* ABOUT THIS EXERCISE
Give the data back exactly. Leave out any images.
*** STUDY MATERIAL
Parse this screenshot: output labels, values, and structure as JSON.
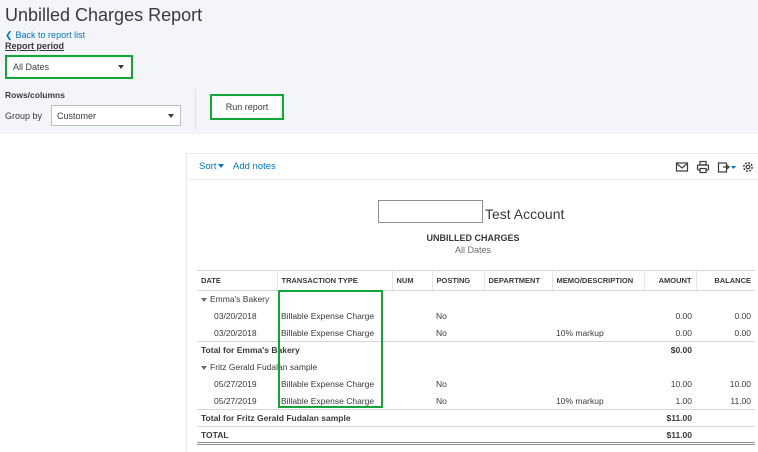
{
  "header": {
    "title": "Unbilled Charges Report",
    "back_label": "Back to report list"
  },
  "filters": {
    "report_period_label": "Report period",
    "report_period_value": "All Dates",
    "rows_columns_label": "Rows/columns",
    "group_by_label": "Group by",
    "group_by_value": "Customer",
    "run_report_label": "Run report"
  },
  "toolbar": {
    "sort_label": "Sort",
    "add_notes_label": "Add notes",
    "icons": [
      "email-icon",
      "print-icon",
      "export-icon",
      "settings-icon"
    ]
  },
  "report": {
    "company": "Test Account",
    "title": "UNBILLED CHARGES",
    "subtitle": "All Dates",
    "columns": [
      "DATE",
      "TRANSACTION TYPE",
      "NUM",
      "POSTING",
      "DEPARTMENT",
      "MEMO/DESCRIPTION",
      "AMOUNT",
      "BALANCE"
    ],
    "groups": [
      {
        "name": "Emma's Bakery",
        "rows": [
          {
            "date": "03/20/2018",
            "type": "Billable Expense Charge",
            "num": "",
            "posting": "No",
            "department": "",
            "memo": "",
            "amount": "0.00",
            "balance": "0.00"
          },
          {
            "date": "03/20/2018",
            "type": "Billable Expense Charge",
            "num": "",
            "posting": "No",
            "department": "",
            "memo": "10% markup",
            "amount": "0.00",
            "balance": "0.00"
          }
        ],
        "total_label": "Total for Emma's Bakery",
        "total_amount": "$0.00"
      },
      {
        "name": "Fritz Gerald Fudalan sample",
        "rows": [
          {
            "date": "05/27/2019",
            "type": "Billable Expense Charge",
            "num": "",
            "posting": "No",
            "department": "",
            "memo": "",
            "amount": "10.00",
            "balance": "10.00"
          },
          {
            "date": "05/27/2019",
            "type": "Billable Expense Charge",
            "num": "",
            "posting": "No",
            "department": "",
            "memo": "10% markup",
            "amount": "1.00",
            "balance": "11.00"
          }
        ],
        "total_label": "Total for Fritz Gerald Fudalan sample",
        "total_amount": "$11.00"
      }
    ],
    "grand_total_label": "TOTAL",
    "grand_total_amount": "$11.00"
  },
  "colors": {
    "highlight": "#13a538",
    "link": "#0077c5",
    "header_bg": "#f4f5f8"
  }
}
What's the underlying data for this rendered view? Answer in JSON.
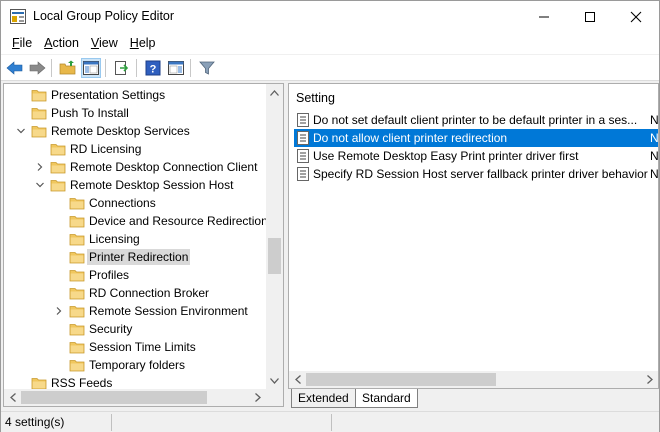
{
  "window": {
    "title": "Local Group Policy Editor"
  },
  "menu": [
    {
      "label": "File",
      "ul": "F",
      "rest": "ile"
    },
    {
      "label": "Action",
      "ul": "A",
      "rest": "ction"
    },
    {
      "label": "View",
      "ul": "V",
      "rest": "iew"
    },
    {
      "label": "Help",
      "ul": "H",
      "rest": "elp"
    }
  ],
  "toolbar": {
    "buttons": [
      "back-icon",
      "forward-icon",
      "up-folder-icon",
      "show-hide-tree-icon",
      "export-list-icon",
      "help-icon",
      "show-hide-action-pane-icon",
      "filter-icon"
    ]
  },
  "tree": [
    {
      "label": "Presentation Settings",
      "indent": 0,
      "expander": "none",
      "selected": false
    },
    {
      "label": "Push To Install",
      "indent": 0,
      "expander": "none",
      "selected": false
    },
    {
      "label": "Remote Desktop Services",
      "indent": 0,
      "expander": "expanded",
      "selected": false
    },
    {
      "label": "RD Licensing",
      "indent": 1,
      "expander": "none",
      "selected": false
    },
    {
      "label": "Remote Desktop Connection Client",
      "indent": 1,
      "expander": "collapsed",
      "selected": false
    },
    {
      "label": "Remote Desktop Session Host",
      "indent": 1,
      "expander": "expanded",
      "selected": false
    },
    {
      "label": "Connections",
      "indent": 2,
      "expander": "none",
      "selected": false
    },
    {
      "label": "Device and Resource Redirection",
      "indent": 2,
      "expander": "none",
      "selected": false
    },
    {
      "label": "Licensing",
      "indent": 2,
      "expander": "none",
      "selected": false
    },
    {
      "label": "Printer Redirection",
      "indent": 2,
      "expander": "none",
      "selected": true
    },
    {
      "label": "Profiles",
      "indent": 2,
      "expander": "none",
      "selected": false
    },
    {
      "label": "RD Connection Broker",
      "indent": 2,
      "expander": "none",
      "selected": false
    },
    {
      "label": "Remote Session Environment",
      "indent": 2,
      "expander": "collapsed",
      "selected": false
    },
    {
      "label": "Security",
      "indent": 2,
      "expander": "none",
      "selected": false
    },
    {
      "label": "Session Time Limits",
      "indent": 2,
      "expander": "none",
      "selected": false
    },
    {
      "label": "Temporary folders",
      "indent": 2,
      "expander": "none",
      "selected": false
    },
    {
      "label": "RSS Feeds",
      "indent": 0,
      "expander": "none",
      "selected": false
    }
  ],
  "list": {
    "column_header": "Setting",
    "rows": [
      {
        "name": "Do not set default client printer to be default printer in a ses...",
        "state": "N",
        "selected": false
      },
      {
        "name": "Do not allow client printer redirection",
        "state": "N",
        "selected": true
      },
      {
        "name": "Use Remote Desktop Easy Print printer driver first",
        "state": "N",
        "selected": false
      },
      {
        "name": "Specify RD Session Host server fallback printer driver behavior",
        "state": "N",
        "selected": false
      }
    ]
  },
  "tabs": {
    "extended": "Extended",
    "standard": "Standard"
  },
  "status": {
    "text": "4 setting(s)"
  },
  "colors": {
    "selection": "#0078d7",
    "tree_selection": "#d9d9d9",
    "folder": "#f0c75e"
  }
}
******
* YOUR RESPONSE
Parse this screenshot: output labels, values, and structure as JSON.
{
  "header": {
    "title": "Unbilled Charges Report",
    "back_label": "Back to report list"
  },
  "filters": {
    "report_period_label": "Report period",
    "report_period_value": "All Dates",
    "rows_columns_label": "Rows/columns",
    "group_by_label": "Group by",
    "group_by_value": "Customer",
    "run_report_label": "Run report"
  },
  "toolbar": {
    "sort_label": "Sort",
    "add_notes_label": "Add notes",
    "icons": [
      "email-icon",
      "print-icon",
      "export-icon",
      "settings-icon"
    ]
  },
  "report": {
    "company": "Test Account",
    "title": "UNBILLED CHARGES",
    "subtitle": "All Dates",
    "columns": [
      "DATE",
      "TRANSACTION TYPE",
      "NUM",
      "POSTING",
      "DEPARTMENT",
      "MEMO/DESCRIPTION",
      "AMOUNT",
      "BALANCE"
    ],
    "groups": [
      {
        "name": "Emma's Bakery",
        "rows": [
          {
            "date": "03/20/2018",
            "type": "Billable Expense Charge",
            "num": "",
            "posting": "No",
            "department": "",
            "memo": "",
            "amount": "0.00",
            "balance": "0.00"
          },
          {
            "date": "03/20/2018",
            "type": "Billable Expense Charge",
            "num": "",
            "posting": "No",
            "department": "",
            "memo": "10% markup",
            "amount": "0.00",
            "balance": "0.00"
          }
        ],
        "total_label": "Total for Emma's Bakery",
        "total_amount": "$0.00"
      },
      {
        "name": "Fritz Gerald Fudalan sample",
        "rows": [
          {
            "date": "05/27/2019",
            "type": "Billable Expense Charge",
            "num": "",
            "posting": "No",
            "department": "",
            "memo": "",
            "amount": "10.00",
            "balance": "10.00"
          },
          {
            "date": "05/27/2019",
            "type": "Billable Expense Charge",
            "num": "",
            "posting": "No",
            "department": "",
            "memo": "10% markup",
            "amount": "1.00",
            "balance": "11.00"
          }
        ],
        "total_label": "Total for Fritz Gerald Fudalan sample",
        "total_amount": "$11.00"
      }
    ],
    "grand_total_label": "TOTAL",
    "grand_total_amount": "$11.00"
  },
  "colors": {
    "highlight": "#13a538",
    "link": "#0077c5",
    "header_bg": "#f4f5f8"
  }
}
What's the underlying data for this rendered view? Answer in JSON.
{
  "window": {
    "title": "Local Group Policy Editor"
  },
  "menu": [
    {
      "label": "File",
      "ul": "F",
      "rest": "ile"
    },
    {
      "label": "Action",
      "ul": "A",
      "rest": "ction"
    },
    {
      "label": "View",
      "ul": "V",
      "rest": "iew"
    },
    {
      "label": "Help",
      "ul": "H",
      "rest": "elp"
    }
  ],
  "toolbar": {
    "buttons": [
      "back-icon",
      "forward-icon",
      "up-folder-icon",
      "show-hide-tree-icon",
      "export-list-icon",
      "help-icon",
      "show-hide-action-pane-icon",
      "filter-icon"
    ]
  },
  "tree": [
    {
      "label": "Presentation Settings",
      "indent": 0,
      "expander": "none",
      "selected": false
    },
    {
      "label": "Push To Install",
      "indent": 0,
      "expander": "none",
      "selected": false
    },
    {
      "label": "Remote Desktop Services",
      "indent": 0,
      "expander": "expanded",
      "selected": false
    },
    {
      "label": "RD Licensing",
      "indent": 1,
      "expander": "none",
      "selected": false
    },
    {
      "label": "Remote Desktop Connection Client",
      "indent": 1,
      "expander": "collapsed",
      "selected": false
    },
    {
      "label": "Remote Desktop Session Host",
      "indent": 1,
      "expander": "expanded",
      "selected": false
    },
    {
      "label": "Connections",
      "indent": 2,
      "expander": "none",
      "selected": false
    },
    {
      "label": "Device and Resource Redirection",
      "indent": 2,
      "expander": "none",
      "selected": false
    },
    {
      "label": "Licensing",
      "indent": 2,
      "expander": "none",
      "selected": false
    },
    {
      "label": "Printer Redirection",
      "indent": 2,
      "expander": "none",
      "selected": true
    },
    {
      "label": "Profiles",
      "indent": 2,
      "expander": "none",
      "selected": false
    },
    {
      "label": "RD Connection Broker",
      "indent": 2,
      "expander": "none",
      "selected": false
    },
    {
      "label": "Remote Session Environment",
      "indent": 2,
      "expander": "collapsed",
      "selected": false
    },
    {
      "label": "Security",
      "indent": 2,
      "expander": "none",
      "selected": false
    },
    {
      "label": "Session Time Limits",
      "indent": 2,
      "expander": "none",
      "selected": false
    },
    {
      "label": "Temporary folders",
      "indent": 2,
      "expander": "none",
      "selected": false
    },
    {
      "label": "RSS Feeds",
      "indent": 0,
      "expander": "none",
      "selected": false
    }
  ],
  "list": {
    "column_header": "Setting",
    "rows": [
      {
        "name": "Do not set default client printer to be default printer in a ses...",
        "state": "N",
        "selected": false
      },
      {
        "name": "Do not allow client printer redirection",
        "state": "N",
        "selected": true
      },
      {
        "name": "Use Remote Desktop Easy Print printer driver first",
        "state": "N",
        "selected": false
      },
      {
        "name": "Specify RD Session Host server fallback printer driver behavior",
        "state": "N",
        "selected": false
      }
    ]
  },
  "tabs": {
    "extended": "Extended",
    "standard": "Standard"
  },
  "status": {
    "text": "4 setting(s)"
  },
  "colors": {
    "selection": "#0078d7",
    "tree_selection": "#d9d9d9",
    "folder": "#f0c75e"
  }
}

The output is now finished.